For Paul, Christ died and rose “in accordance with the Scriptures” (1 Cor 15:3–4). Peter said that the prophets spoke of the “suffering of Christ and the subsequent glories” (1 Pe 1:10–12). Jesus himself affirmed that — “as it is written” — ”the Christ should suffer and on the third day rise from the dead” (Luke 24:46). But Christian scholars today disagree on exactly if and how Christ should be found in the Old Testament. I’m grateful for Brian J. Tabb and Andrew M. King for gathering together some of these perspectives in Five View of Christ in the Old Testament.
Category: Theology (page 1 of 37)
Luther was no stranger to conflict. He found himself at odds with the Roman Church and other reformers. How did he navigate this struggle? Luther said “here I stand”—upon the word. But when God’s word itself is the battlefield, how did he distinguish friend from foe? Did trust in his own interpretation? Was Luther merely a more accurate interpreter? Or perhaps a louder and more bullish one?

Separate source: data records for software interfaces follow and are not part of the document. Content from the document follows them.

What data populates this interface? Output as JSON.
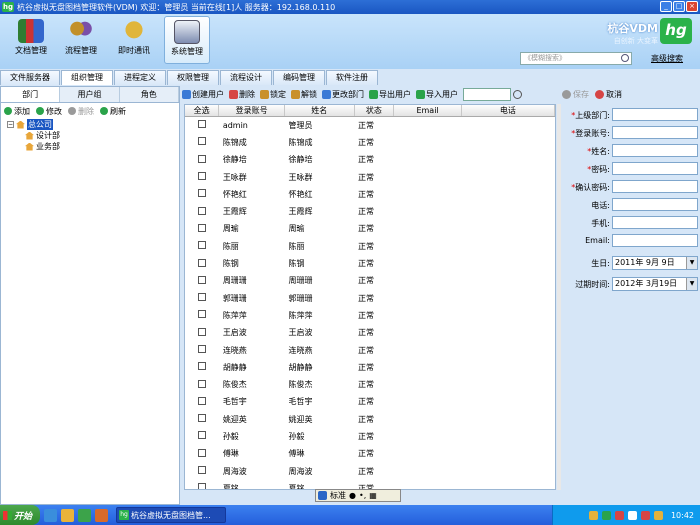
{
  "window": {
    "title": "杭谷虚拟无盘图档管理软件(VDM)  欢迎：管理员  当前在线[1]人  服务器：192.168.0.110"
  },
  "header": {
    "tools": [
      {
        "label": "文档管理",
        "color": "#2f7d32"
      },
      {
        "label": "流程管理",
        "color": "#c2902a"
      },
      {
        "label": "即时通讯",
        "color": "#e0b53a"
      },
      {
        "label": "系统管理",
        "color": "#7d8cb0"
      }
    ],
    "active_tool": 3,
    "brand": {
      "name": "杭谷VDM",
      "slogan": "自创新 大变革",
      "logo": "hg"
    },
    "search_placeholder": "《模糊搜索》",
    "advanced_search": "高级搜索"
  },
  "main_tabs": [
    "文件服务器",
    "组织管理",
    "进程定义",
    "权限管理",
    "流程设计",
    "编码管理",
    "软件注册"
  ],
  "main_tab_active": 1,
  "left": {
    "tabs": [
      "部门",
      "用户组",
      "角色"
    ],
    "active_tab": 0,
    "toolbar": [
      {
        "label": "添加",
        "icon": "add-icon",
        "color": "#2aa34a",
        "enabled": true
      },
      {
        "label": "修改",
        "icon": "edit-icon",
        "color": "#2aa34a",
        "enabled": true
      },
      {
        "label": "删除",
        "icon": "delete-icon",
        "color": "#9a9a9a",
        "enabled": false
      },
      {
        "label": "刷新",
        "icon": "refresh-icon",
        "color": "#2aa34a",
        "enabled": true
      }
    ],
    "tree": {
      "root": "总公司",
      "children": [
        "设计部",
        "业务部"
      ]
    }
  },
  "grid_toolbar": [
    {
      "label": "创建用户",
      "icon": "create-user-icon",
      "enabled": true
    },
    {
      "label": "删除",
      "icon": "delete-user-icon",
      "enabled": true
    },
    {
      "label": "锁定",
      "icon": "lock-icon",
      "enabled": true
    },
    {
      "label": "解锁",
      "icon": "unlock-icon",
      "enabled": true
    },
    {
      "label": "更改部门",
      "icon": "change-dept-icon",
      "enabled": true
    },
    {
      "label": "导出用户",
      "icon": "export-icon",
      "enabled": true
    },
    {
      "label": "导入用户",
      "icon": "import-icon",
      "enabled": true
    }
  ],
  "grid": {
    "columns": [
      "全选",
      "登录账号",
      "姓名",
      "状态",
      "Email",
      "电话"
    ],
    "rows": [
      [
        "admin",
        "管理员",
        "正常"
      ],
      [
        "陈锦成",
        "陈锦成",
        "正常"
      ],
      [
        "徐静培",
        "徐静培",
        "正常"
      ],
      [
        "王咏群",
        "王咏群",
        "正常"
      ],
      [
        "怀艳红",
        "怀艳红",
        "正常"
      ],
      [
        "王霞辉",
        "王霞辉",
        "正常"
      ],
      [
        "周瑜",
        "周瑜",
        "正常"
      ],
      [
        "陈丽",
        "陈丽",
        "正常"
      ],
      [
        "陈钢",
        "陈钢",
        "正常"
      ],
      [
        "周珊珊",
        "周珊珊",
        "正常"
      ],
      [
        "郭珊珊",
        "郭珊珊",
        "正常"
      ],
      [
        "陈萍萍",
        "陈萍萍",
        "正常"
      ],
      [
        "王启波",
        "王启波",
        "正常"
      ],
      [
        "连晓燕",
        "连晓燕",
        "正常"
      ],
      [
        "胡静静",
        "胡静静",
        "正常"
      ],
      [
        "陈俊杰",
        "陈俊杰",
        "正常"
      ],
      [
        "毛哲宇",
        "毛哲宇",
        "正常"
      ],
      [
        "姚迎英",
        "姚迎英",
        "正常"
      ],
      [
        "孙毅",
        "孙毅",
        "正常"
      ],
      [
        "傅琳",
        "傅琳",
        "正常"
      ],
      [
        "周海波",
        "周海波",
        "正常"
      ],
      [
        "夏铭",
        "夏铭",
        "正常"
      ]
    ]
  },
  "form": {
    "toolbar": [
      {
        "label": "保存",
        "icon": "save-icon",
        "enabled": false
      },
      {
        "label": "取消",
        "icon": "cancel-icon",
        "enabled": true
      }
    ],
    "fields": [
      {
        "label": "上级部门:",
        "required": true
      },
      {
        "label": "登录账号:",
        "required": true
      },
      {
        "label": "姓名:",
        "required": true
      },
      {
        "label": "密码:",
        "required": true
      },
      {
        "label": "确认密码:",
        "required": true
      },
      {
        "label": "电话:",
        "required": false
      },
      {
        "label": "手机:",
        "required": false
      },
      {
        "label": "Email:",
        "required": false
      }
    ],
    "birthday": {
      "label": "生日:",
      "value": "2011年 9月 9日"
    },
    "expire": {
      "label": "过期时间:",
      "value": "2012年 3月19日"
    }
  },
  "ime_bar": {
    "mode": "标准"
  },
  "taskbar": {
    "start": "开始",
    "task": "杭谷虚拟无盘图档管...",
    "clock": "10:42"
  }
}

Did Moses really write about Jesus (John 5:46)?
One of the most significant factors in understanding Paul’s view of Jesus is the fact that he so easily applies “YHWH” texts—OT texts where the God of Israel is the referent—to Jesus. In 1992, David Capes released a book on this topic entitled Old Testament Yahweh Texts in Paul’s Christology. This year (2018), he has released The Divine Christ; a follow-up of sorts that returns to the topic in light of recent scholarship and Capes’ own maturing thoughts. That is not to say, however, that one must read his first book to appreciate this one. This is a solid work on Christology that stands on its own merit.
Romans 8:28-30, among the most quoted passages in the Bible, has long been misunderstood. That is the thrust of Haley Goranson Jacob’s argument in Conformed to the Image of the Son. The problem: we do not properly understand glory, the glory of humanity, and what it means to be conformed to Christ’s image. This thorough and thoughtful book by a upcoming female scholar aims to set us right.
The general, or Catholic, letters of James, Peter, John and Jude are the “final frontier” of NT studies (xiii). If it’s true that these letters are neglected individually individually, they are even more neglected as a unit. Darian Lockett’s Letters from the Pillar Apostles aims to remedy this neglect. His goal is “a sustained argument for reading the Catholic Epistles as an intentional, discrete collection set within the New Testament” (xvi).